[14] S. Dorevitch, N. J. Ashbolt, C. M. Ferguson, R. Fujioka, C. D. McGee, J. A. Soller and R. L. Whitman, “Meeting Report: Knowledge and Gaps in Developing Microbial Criteria for Inland Recreational Waters,” Environmental Health Perspectives, Vol. 118, No. 6, 2010, pp. 871-876. doi:10.1289/ehp.0901627
[15] T. J. Wade, R. L. Calderon, E. Sams, M. Beach, K. P. Brenner, A. H. Williams and A. P. Dufour, “Rapidly Measured Indicators of Recreational Water Quality Are Predictive of Swimming-Associated Gastrointestinal Illness,” Environmental Health Perspectives, Vol. 114, No. 1, 2006, pp. 24-28. doi:10.1289/ehp.8273
[16] F. M. Schets, J. F. Schijven and A. M. de R. Husman, “Exposure Assessment for Swimmers in Bathing Waters and Swimming Pools,” Water Research, Vol. 45, No. 7, 2008, pp. 2392-2400. doi:10.1016/j.watres.2011.01.025
[17] C. D. McCullough, M. A. Lund and L. Y. L. Zhao, “Mine Voids Management Strategy (I): Pit Lake Resources of the Collie Basin,” Department of Water Project Report MiWER/Centre for Ecosystem Management Report, Edith Cowan University, Perth, 2010, 250 p.
[18] M. A. Lund and C. D. McCullough, “Limnology and Ecology of Low Sulphate, Poorly-Buffered, Acidic Coal Pit Lakes in Collie, Western Australia,” Proceedings of the 10th International Mine Water Association, Congress, Karlovy Vary, 2008.
[19] M. A. Lund, D. Bills, T. Keneally, S. Brown and S. Thompson, “Bacterial Strategies for Increasing pH in Acidic Voids,” Final Void Water Quality Enhancement: Stage III, ACARP Project Number C8031 Report, Perth, 2000, pp. 169-222.
[20] C. Stedman, “100 Years of Collie Coal,” Curtin Printing Services, Perth, 1988.
[21] S. Varma, “Hydrogeology and Groundwater Resources of the Collie Basin, Western Australia,” Hydrogeological Record Series HG 5, Water and Rivers Commission, Perth, 2002, 80 p.
[22] Australian Bureau of Statistics, “National Regional Profile: Collie (S) (Local Government Area),” 2009.
[23] NHMRC/NRMMC, “Australian Drinking Water Guidelines 6,” National Health and Medical Reseach Council, 2004.
[24] ANZECC/ARMCANZ, “Australian and New Zealand Guidelines for Fresh and Marine Water Quality,” Vol. 1, Australian and New Zealand Environment and Conservation Council and Agriculture and Resource Management Council of Australia and New Zealand, Canberra, 2000.
[25] J. W. Fluhr, R. Darlenski, I. Angelova-Fischer, N. Tsankov and D. Basketter, “Skin irritation and Sensitization: Mechanisms and New Approaches for Risk Assessment,” Skin Pharmacology and Physiology, Vol. 21, No. 3, 2008, pp. 124-135. doi:10.1159/000131077
[26] R. P. Mason, J. Laporte and S. Andres, “Factors Controlling the Bioaccumulation of Mercury, Methylmercury, Arsenic, Selenium, and Cadmium by Freshwater Invertebrates and Fish,” Archives Environmental Contamination and Toxicology, Vol. 38, No. 3, 2000, pp. 283-297. doi:10.1007/s002449910038

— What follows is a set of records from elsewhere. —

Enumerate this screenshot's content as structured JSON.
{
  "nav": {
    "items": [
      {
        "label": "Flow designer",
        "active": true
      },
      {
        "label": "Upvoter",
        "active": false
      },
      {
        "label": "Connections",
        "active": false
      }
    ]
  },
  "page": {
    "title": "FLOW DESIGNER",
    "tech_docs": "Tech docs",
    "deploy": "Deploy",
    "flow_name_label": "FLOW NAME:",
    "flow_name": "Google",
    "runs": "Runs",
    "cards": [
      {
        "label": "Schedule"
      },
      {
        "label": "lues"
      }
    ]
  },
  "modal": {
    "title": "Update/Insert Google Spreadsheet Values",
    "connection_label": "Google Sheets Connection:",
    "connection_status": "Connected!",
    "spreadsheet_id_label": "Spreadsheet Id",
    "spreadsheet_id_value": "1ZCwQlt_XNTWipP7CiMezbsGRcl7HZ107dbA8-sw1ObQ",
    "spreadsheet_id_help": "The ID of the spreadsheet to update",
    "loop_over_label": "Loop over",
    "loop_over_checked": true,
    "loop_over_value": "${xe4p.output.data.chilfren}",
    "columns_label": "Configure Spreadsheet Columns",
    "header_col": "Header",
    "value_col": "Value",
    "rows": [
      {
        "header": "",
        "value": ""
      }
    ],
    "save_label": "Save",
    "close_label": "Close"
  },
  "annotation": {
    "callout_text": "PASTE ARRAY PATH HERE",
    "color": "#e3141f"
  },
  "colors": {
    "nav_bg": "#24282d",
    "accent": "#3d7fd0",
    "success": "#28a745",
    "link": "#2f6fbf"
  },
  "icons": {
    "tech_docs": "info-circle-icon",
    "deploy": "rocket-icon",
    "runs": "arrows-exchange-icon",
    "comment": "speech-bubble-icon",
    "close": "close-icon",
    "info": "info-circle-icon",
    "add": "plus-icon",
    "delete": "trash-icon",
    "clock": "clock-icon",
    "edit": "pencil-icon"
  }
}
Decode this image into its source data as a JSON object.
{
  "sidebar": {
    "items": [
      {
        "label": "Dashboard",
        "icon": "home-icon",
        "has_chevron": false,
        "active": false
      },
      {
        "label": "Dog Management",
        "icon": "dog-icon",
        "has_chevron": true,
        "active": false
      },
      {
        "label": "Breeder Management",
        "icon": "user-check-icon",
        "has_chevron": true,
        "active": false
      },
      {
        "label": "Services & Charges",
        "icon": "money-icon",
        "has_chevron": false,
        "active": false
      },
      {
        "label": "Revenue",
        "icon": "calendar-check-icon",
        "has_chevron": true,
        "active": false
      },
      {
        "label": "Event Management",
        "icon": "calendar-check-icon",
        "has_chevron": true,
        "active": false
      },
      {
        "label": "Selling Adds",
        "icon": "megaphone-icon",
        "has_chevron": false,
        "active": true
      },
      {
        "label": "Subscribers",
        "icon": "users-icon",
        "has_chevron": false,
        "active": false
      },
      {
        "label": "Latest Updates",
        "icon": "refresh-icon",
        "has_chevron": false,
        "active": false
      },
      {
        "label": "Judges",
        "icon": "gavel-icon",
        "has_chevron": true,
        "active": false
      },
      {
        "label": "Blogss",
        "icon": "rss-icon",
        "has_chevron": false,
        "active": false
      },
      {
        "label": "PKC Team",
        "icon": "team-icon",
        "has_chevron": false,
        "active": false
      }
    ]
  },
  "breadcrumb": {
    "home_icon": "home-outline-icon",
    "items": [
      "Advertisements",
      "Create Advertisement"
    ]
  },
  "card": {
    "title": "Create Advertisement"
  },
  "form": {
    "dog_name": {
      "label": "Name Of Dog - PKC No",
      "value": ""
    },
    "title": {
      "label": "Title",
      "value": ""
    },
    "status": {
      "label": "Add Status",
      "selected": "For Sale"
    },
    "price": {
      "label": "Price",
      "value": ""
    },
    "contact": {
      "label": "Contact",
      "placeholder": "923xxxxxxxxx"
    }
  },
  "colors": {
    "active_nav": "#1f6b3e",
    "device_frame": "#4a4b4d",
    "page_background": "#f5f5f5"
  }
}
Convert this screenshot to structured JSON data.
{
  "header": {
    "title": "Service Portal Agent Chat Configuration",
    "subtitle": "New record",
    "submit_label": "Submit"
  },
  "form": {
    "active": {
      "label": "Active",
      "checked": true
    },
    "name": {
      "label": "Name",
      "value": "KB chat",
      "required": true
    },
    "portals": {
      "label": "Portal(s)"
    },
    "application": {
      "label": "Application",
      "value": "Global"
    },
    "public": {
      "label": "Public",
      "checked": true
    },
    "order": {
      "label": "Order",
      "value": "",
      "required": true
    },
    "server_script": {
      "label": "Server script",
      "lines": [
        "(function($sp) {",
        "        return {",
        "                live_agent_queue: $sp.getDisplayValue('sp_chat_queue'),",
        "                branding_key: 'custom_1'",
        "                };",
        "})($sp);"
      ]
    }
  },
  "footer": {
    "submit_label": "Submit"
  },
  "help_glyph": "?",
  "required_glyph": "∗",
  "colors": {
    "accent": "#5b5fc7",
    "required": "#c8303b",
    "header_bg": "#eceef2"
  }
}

Copyright © 2021 by authors and Scientific Research Publishing Inc.

Creative Commons License

This work and the related PDF file are licensed under a Creative Commons Attribution 4.0 International License.